One misgiving I have was purchasing a sewer hose combination on recommendation from my RV dealer that was apple green and black. While it still serves its purpose well, I’ve since found a terrific product by Camco that is yellow and black, my camper’s signature colors. As soon as my existing hose completes its usefulness, I’ll be replacing it with the Camco. Not to have missed the boat completely in the matchy-matchy accessory department, I’ve been fortunate to buy other useful trailer accessories from Camco that are all yellow, or yellow and black, such as leveling blocks, stabilizing jack pads, and wheel chocks, so Daisy is parking in style! (Dear Camco: Please don’t change your products’ yellow color!)
Are you an artist with a favored piece, or collect art that can serve as your stepping stone to style? Is there a loved one who may serve as inspiration, perhaps the same person you named your trailer after? These are but a few ideas to consider. You can keep it minimal, or go full-on Designer—it’s up to you! Just remember that camping is all about connection, and for many, peace and healing, so set your own pace.
TREASURE THE LEGACY
Daisy. Photo credit: Loretta McClellan. ©2021 Loretta McClellan

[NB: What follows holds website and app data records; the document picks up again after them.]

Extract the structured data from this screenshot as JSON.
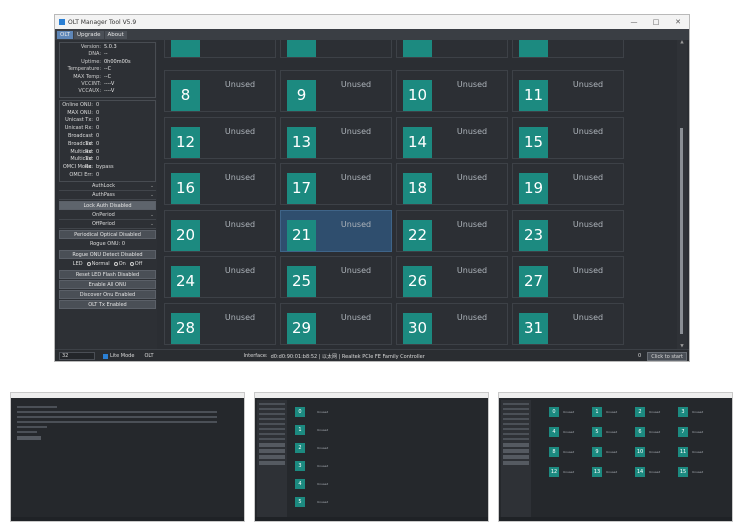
{
  "window": {
    "title": "OLT Manager Tool V5.9",
    "menu": [
      "OLT",
      "Upgrade",
      "About"
    ]
  },
  "sidebar": {
    "info": [
      {
        "label": "Version",
        "value": "5.0.3"
      },
      {
        "label": "DNA",
        "value": "--"
      },
      {
        "label": "Uptime",
        "value": "0h00m00s"
      },
      {
        "label": "Temperature",
        "value": "--C"
      },
      {
        "label": "MAX Temp",
        "value": "--C"
      },
      {
        "label": "VCCINT",
        "value": "----V"
      },
      {
        "label": "VCCAUX",
        "value": "----V"
      }
    ],
    "stats": [
      {
        "label": "Online ONU",
        "value": "0"
      },
      {
        "label": "MAX ONU",
        "value": "0"
      },
      {
        "label": "Unicast Tx",
        "value": "0"
      },
      {
        "label": "Unicast Rx",
        "value": "0"
      },
      {
        "label": "Broadcast Tx",
        "value": "0"
      },
      {
        "label": "Broadcast Rx",
        "value": "0"
      },
      {
        "label": "Multicast Tx",
        "value": "0"
      },
      {
        "label": "Multicast Rx",
        "value": "0"
      },
      {
        "label": "OMCI Mode",
        "value": "bypass"
      },
      {
        "label": "OMCI Err",
        "value": "0"
      }
    ],
    "auth_lock": "AuthLock",
    "auth_pass": "AuthPass",
    "lock_auth_btn": "Lock Auth Disabled",
    "on_period": "OnPeriod",
    "off_period": "OffPeriod",
    "periodical_btn": "Periodical Optical Disabled",
    "rogue_onu": "Rogue ONU: 0",
    "rogue_btn": "Rogue ONU Detect Disabled",
    "led_label": "LED",
    "led_options": [
      "Normal",
      "On",
      "Off"
    ],
    "reset_led_btn": "Reset LED Flash Disabled",
    "enable_all_btn": "Enable All ONU",
    "discover_btn": "Discover Onu Enabled",
    "olt_tx_btn": "OLT Tx Enabled"
  },
  "grid": {
    "cells": [
      {
        "num": "8",
        "status": "Unused"
      },
      {
        "num": "9",
        "status": "Unused"
      },
      {
        "num": "10",
        "status": "Unused"
      },
      {
        "num": "11",
        "status": "Unused"
      },
      {
        "num": "12",
        "status": "Unused"
      },
      {
        "num": "13",
        "status": "Unused"
      },
      {
        "num": "14",
        "status": "Unused"
      },
      {
        "num": "15",
        "status": "Unused"
      },
      {
        "num": "16",
        "status": "Unused"
      },
      {
        "num": "17",
        "status": "Unused"
      },
      {
        "num": "18",
        "status": "Unused"
      },
      {
        "num": "19",
        "status": "Unused"
      },
      {
        "num": "20",
        "status": "Unused"
      },
      {
        "num": "21",
        "status": "Unused"
      },
      {
        "num": "22",
        "status": "Unused"
      },
      {
        "num": "23",
        "status": "Unused"
      },
      {
        "num": "24",
        "status": "Unused"
      },
      {
        "num": "25",
        "status": "Unused"
      },
      {
        "num": "26",
        "status": "Unused"
      },
      {
        "num": "27",
        "status": "Unused"
      },
      {
        "num": "28",
        "status": "Unused"
      },
      {
        "num": "29",
        "status": "Unused"
      },
      {
        "num": "30",
        "status": "Unused"
      },
      {
        "num": "31",
        "status": "Unused"
      }
    ]
  },
  "statusbar": {
    "count": "32",
    "lite_mode": "Lite Mode",
    "olt": "OLT",
    "interface": "Interface:",
    "interface_value": "d0:d0:90:01:b8:52 | 以太网 | Realtek PCIe FE Family Controller",
    "zero": "0",
    "start_btn": "Click to start"
  },
  "thumbs": {
    "thumb2_nums": [
      "0",
      "1",
      "2",
      "3",
      "4",
      "5"
    ],
    "thumb3_nums": [
      "0",
      "1",
      "2",
      "3",
      "4",
      "5",
      "6",
      "7",
      "8",
      "9",
      "10",
      "11",
      "12",
      "13",
      "14",
      "15"
    ],
    "unused": "Unused"
  },
  "colors": {
    "accent": "#1c8a80",
    "highlight": "#2f4e6e",
    "background": "#2b2e33"
  }
}
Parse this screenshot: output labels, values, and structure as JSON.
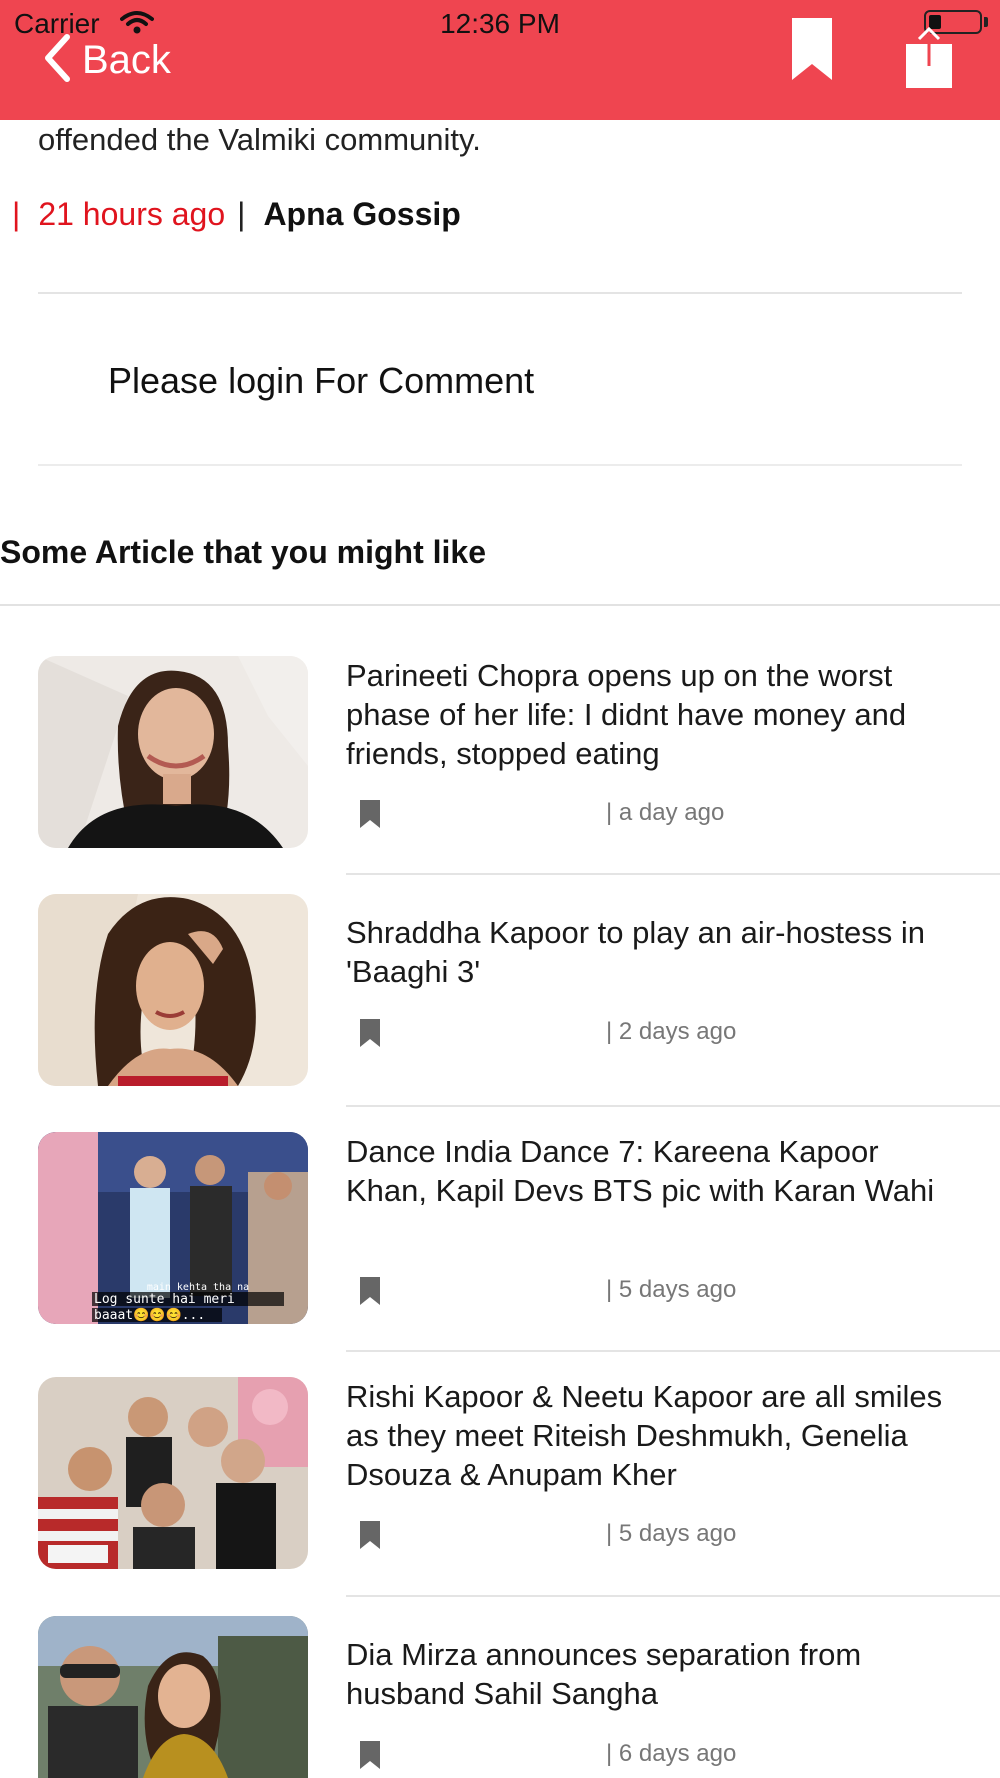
{
  "status_bar": {
    "carrier": "Carrier",
    "time": "12:36 PM"
  },
  "nav": {
    "back_label": "Back",
    "bar_color": "#ef4550"
  },
  "article": {
    "text_tail": "offended the Valmiki community.",
    "separator": "|",
    "time": "21 hours ago",
    "separator2": "|",
    "source": "Apna Gossip"
  },
  "comment": {
    "login_text": "Please login For Comment"
  },
  "related": {
    "heading": "Some Article that you might like",
    "items": [
      {
        "title": "Parineeti Chopra opens up on the worst phase of her life: I didnt have money and friends, stopped eating",
        "time": "| a day ago"
      },
      {
        "title": "Shraddha Kapoor to play an air-hostess in 'Baaghi 3'",
        "time": "| 2 days ago"
      },
      {
        "title": "Dance India Dance 7: Kareena Kapoor Khan, Kapil Devs BTS pic with Karan Wahi",
        "time": "| 5 days ago",
        "thumb_caption_1": "main kehta tha na",
        "thumb_caption_2": "Log sunte hai meri",
        "thumb_caption_3": "baaat😊😊😊..."
      },
      {
        "title": "Rishi Kapoor & Neetu Kapoor are all smiles as they meet Riteish Deshmukh, Genelia Dsouza & Anupam Kher",
        "time": "| 5 days ago"
      },
      {
        "title": "Dia Mirza announces separation from husband Sahil Sangha",
        "time": "| 6 days ago"
      }
    ]
  },
  "icons": {
    "back": "chevron-left-icon",
    "bookmark": "bookmark-icon",
    "share": "share-icon",
    "wifi": "wifi-icon",
    "battery": "battery-icon"
  },
  "colors": {
    "accent_red": "#e0141e",
    "text_grey": "#777777"
  }
}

Nostalgia and family also provide creative insight. Having grown up camping, and having been gifted the beloved, vintage camping and picnic gear of my mother’s, such as her woven green Hawkeye picnic basket I remembered from my childhood, as well as the red, white, and black-striped, wool-covered canteen, and green Coleman gas lantern and camp stove, my lifelong love of camping is being detailed in full measure, through accessorizing my trailer.
Family is ever-present in my life, through the ties that bind through loving relationships on Earth, as well as through the history of those who came before me and are forever a part of me. My experiences in nature and deep meaning—moments that are indelibly etched upon my heart—have come into the forefront in everything this Camping Creative does. Daisy, my cute-as-a-button trailer, is the hallmark of much of what moves me. Her welcoming environment, and the joy I experience in camping with her, have become a love letter of abundance, a most-fruitful gift.
With nature as a recurring theme, Loretta is the author of six books of fiction, nonfiction, and poetry, including the Misthaven of Maine Series, her memoir, The Nature of BEing: A Healing Journey, and her latest work, Meet Me on the Other Side of Wonder: Selected Poems. An award-winning artist and designer, her original watercolors and design grace the covers of all her books. When she isn’t out in nature, you can often find her writing or painting at the campsite. Visit LorettaBoyerMcClellan.com and McClellanCreative.com for more information.